- Miranda M, Fackler PL (eds) (2002) Applied computational economics and finance. Massachusetts Institute of Technology, CambridgeGoogle Scholar
- Moss R, Babiker M, Brinkman S, Calvo E, Carter T, Edmonds J, Elgizouli I, Emori S, Erda L, Hibbard K, Jones R, Kainuma M, Kelleher J, Lamarque JF, Manning M, Matthews B, Meehl J, Meyer L, Mitchell J, Nakicenovic N, O’Neill B, Pichs R, Riahi K, Rose S, Runci P, Stouffer R, vanVuuren D, Weyant J, Wilbanks T, vanYpersele JP, Zurek M (2007) Towards new scenarios for analysis of emissions, climate change, impacts, and response strategies. Intergovernmental Panel on Climate Change, GenevaGoogle Scholar
- Nakamura E, Steinsson J, Barro R, Ursua J (2010) Crises and recoveries in an empirical model of consumption disasters. Am Econ J Macroecon 5(3):35–74Google Scholar
- Nordhaus W (2008) A question of balance: economic modeling of global warming. Yale University Press, New Haven (online preprint: a question of balance: weighing the options on global warming policies)Google Scholar
- Nordhaus W, Boyer J (2000) Warming the world. MIT Press, CambridgeGoogle Scholar
- Traeger CP (2009) Recent developments in the intertemporal modeling of uncertainty. ARRE 1:261–85Google Scholar
- Traeger CP (2010) Intertemporal risk aversion. CUDARE Working Paper No. 1102Google Scholar
- Traeger CP (2012) Why uncertainty matters—discounting under intertemporal risk aversion and ambiguity, CESifo Working Paper No. 3727Google Scholar
- Vissing-Jørgensen A, Attanasio OP (2003) Stock-market participation, intertemporal substitution, and risk-aversion.
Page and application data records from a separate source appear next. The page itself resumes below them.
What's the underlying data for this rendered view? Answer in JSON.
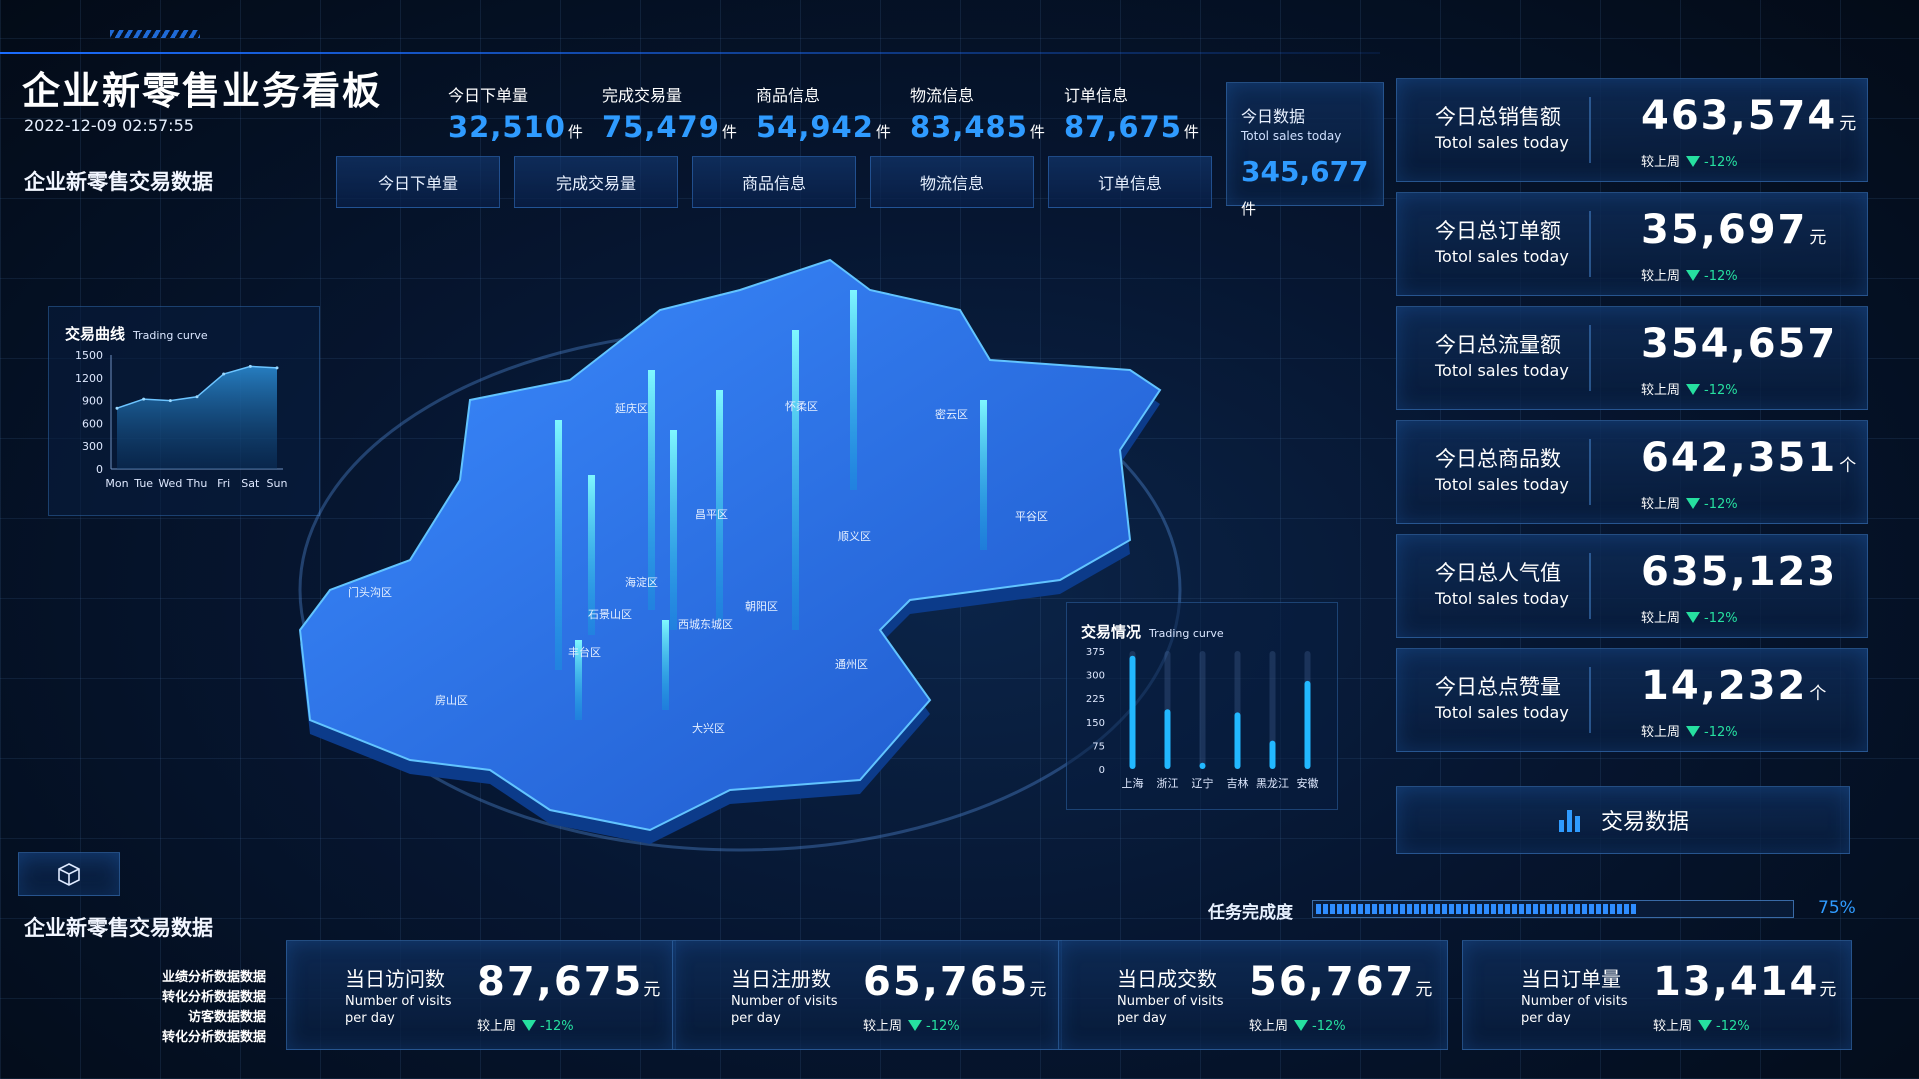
{
  "header": {
    "title": "企业新零售业务看板",
    "datetime": "2022-12-09 02:57:55",
    "section_left": "企业新零售交易数据",
    "stats": [
      {
        "label": "今日下单量",
        "value": "32,510",
        "unit": "件"
      },
      {
        "label": "完成交易量",
        "value": "75,479",
        "unit": "件"
      },
      {
        "label": "商品信息",
        "value": "54,942",
        "unit": "件"
      },
      {
        "label": "物流信息",
        "value": "83,485",
        "unit": "件"
      },
      {
        "label": "订单信息",
        "value": "87,675",
        "unit": "件"
      }
    ],
    "today": {
      "title": "今日数据",
      "subtitle": "Totol sales today",
      "value": "345,677",
      "unit": "件"
    },
    "tabs": [
      "今日下单量",
      "完成交易量",
      "商品信息",
      "物流信息",
      "订单信息"
    ]
  },
  "kpis": [
    {
      "title": "今日总销售额",
      "sub": "Totol sales today",
      "value": "463,574",
      "unit": "元",
      "cmp_label": "较上周",
      "cmp_value": "-12%"
    },
    {
      "title": "今日总订单额",
      "sub": "Totol sales today",
      "value": "35,697",
      "unit": "元",
      "cmp_label": "较上周",
      "cmp_value": "-12%"
    },
    {
      "title": "今日总流量额",
      "sub": "Totol sales today",
      "value": "354,657",
      "unit": "",
      "cmp_label": "较上周",
      "cmp_value": "-12%"
    },
    {
      "title": "今日总商品数",
      "sub": "Totol sales today",
      "value": "642,351",
      "unit": "个",
      "cmp_label": "较上周",
      "cmp_value": "-12%"
    },
    {
      "title": "今日总人气值",
      "sub": "Totol sales today",
      "value": "635,123",
      "unit": "",
      "cmp_label": "较上周",
      "cmp_value": "-12%"
    },
    {
      "title": "今日总点赞量",
      "sub": "Totol sales today",
      "value": "14,232",
      "unit": "个",
      "cmp_label": "较上周",
      "cmp_value": "-12%"
    }
  ],
  "trade_button": {
    "label": "交易数据"
  },
  "progress": {
    "label": "任务完成度",
    "value_text": "75%",
    "fraction": 0.75
  },
  "bottom": {
    "section_title": "企业新零售交易数据",
    "list": [
      "业绩分析数据数据",
      "转化分析数据数据",
      "访客数据数据",
      "转化分析数据数据"
    ],
    "cards": [
      {
        "title": "当日访问数",
        "sub": "Number of visits per day",
        "value": "87,675",
        "unit": "元",
        "cmp_label": "较上周",
        "cmp_value": "-12%"
      },
      {
        "title": "当日注册数",
        "sub": "Number of visits per day",
        "value": "65,765",
        "unit": "元",
        "cmp_label": "较上周",
        "cmp_value": "-12%"
      },
      {
        "title": "当日成交数",
        "sub": "Number of visits per day",
        "value": "56,767",
        "unit": "元",
        "cmp_label": "较上周",
        "cmp_value": "-12%"
      },
      {
        "title": "当日订单量",
        "sub": "Number of visits per day",
        "value": "13,414",
        "unit": "元",
        "cmp_label": "较上周",
        "cmp_value": "-12%"
      }
    ]
  },
  "map": {
    "districts": [
      "延庆区",
      "怀柔区",
      "密云区",
      "昌平区",
      "平谷区",
      "顺义区",
      "门头沟区",
      "海淀区",
      "石景山区",
      "西城东城区",
      "朝阳区",
      "丰台区",
      "通州区",
      "房山区",
      "大兴区"
    ]
  },
  "colors": {
    "accent": "#2f9bff",
    "down": "#26e0a0",
    "bar": "#22b8ff"
  },
  "icons": {
    "cube": "cube-icon",
    "bar_chart": "bar-chart-icon"
  },
  "chart_data": [
    {
      "type": "area",
      "title": "交易曲线",
      "subtitle": "Trading curve",
      "categories": [
        "Mon",
        "Tue",
        "Wed",
        "Thu",
        "Fri",
        "Sat",
        "Sun"
      ],
      "values": [
        800,
        920,
        900,
        950,
        1250,
        1350,
        1330
      ],
      "yticks": [
        0,
        300,
        600,
        900,
        1200,
        1500
      ],
      "ylim": [
        0,
        1500
      ],
      "grid": false
    },
    {
      "type": "bar",
      "title": "交易情况",
      "subtitle": "Trading curve",
      "categories": [
        "上海",
        "浙江",
        "辽宁",
        "吉林",
        "黑龙江",
        "安徽"
      ],
      "values": [
        360,
        190,
        20,
        180,
        90,
        280
      ],
      "yticks": [
        0,
        75,
        150,
        225,
        300,
        375
      ],
      "ylim": [
        0,
        375
      ],
      "grid": false
    }
  ]
}
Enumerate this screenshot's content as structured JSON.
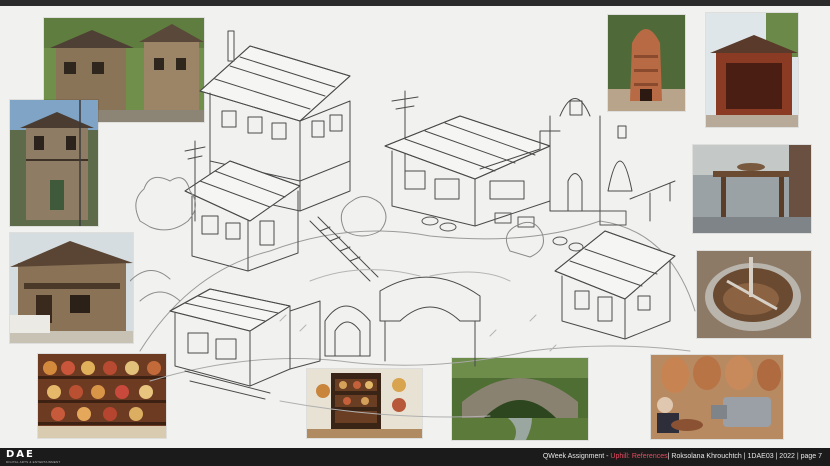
{
  "footer": {
    "logo": "DAE",
    "logo_subtitle": "DIGITAL ARTS & ENTERTAINMENT",
    "course": "QWeek Assignment - ",
    "highlight": "Uphill: References",
    "meta": "| Roksolana Khrouchtch | 1DAE03 | 2022 | page 7"
  },
  "colors": {
    "accent": "#e84a5f",
    "background": "#f1f1ef",
    "footer": "#1b1b1b"
  }
}
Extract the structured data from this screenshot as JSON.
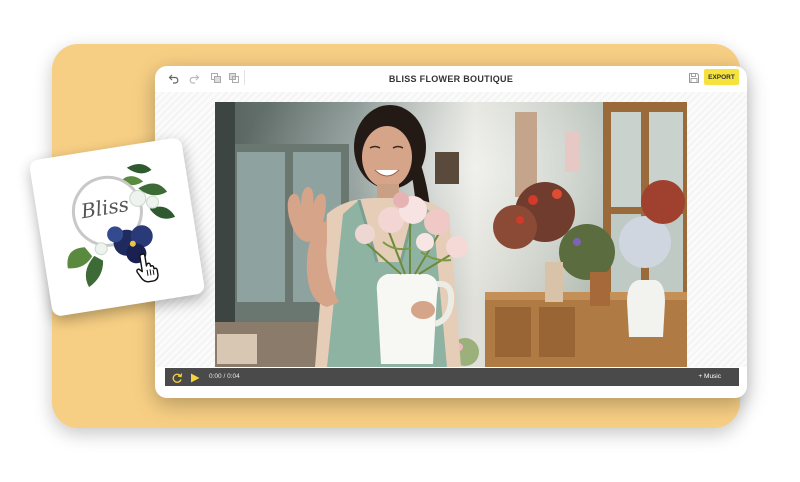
{
  "toolbar": {
    "undo_icon": "undo-icon",
    "redo_icon": "redo-icon",
    "layers_icon": "layers-icon",
    "duplicate_icon": "duplicate-icon",
    "save_icon": "save-icon",
    "export_label": "EXPORT"
  },
  "project": {
    "title": "BLISS FLOWER BOUTIQUE"
  },
  "player": {
    "time": "0:00 / 0:04",
    "music_label": "+ Music",
    "replay_icon": "replay-icon",
    "play_icon": "play-icon"
  },
  "logo": {
    "text": "Bliss",
    "cursor_icon": "hand-pointer-icon"
  },
  "colors": {
    "background_card": "#f7cf84",
    "export_button": "#f5e23c",
    "playbar": "#4a4a4a",
    "play_icon": "#f5d43c"
  }
}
Am Econ Rev 93(2):383–391CrossRefGoogle Scholar
- von Neumann J, Morgenstern O (1944) Theory of games and economic behaviour. Princeton University Press, PrincetonGoogle Scholar
- Weil P (1990) Nonexpected utility in macroeconomics. Q J Econ 105(1):29–42CrossRefGoogle Scholar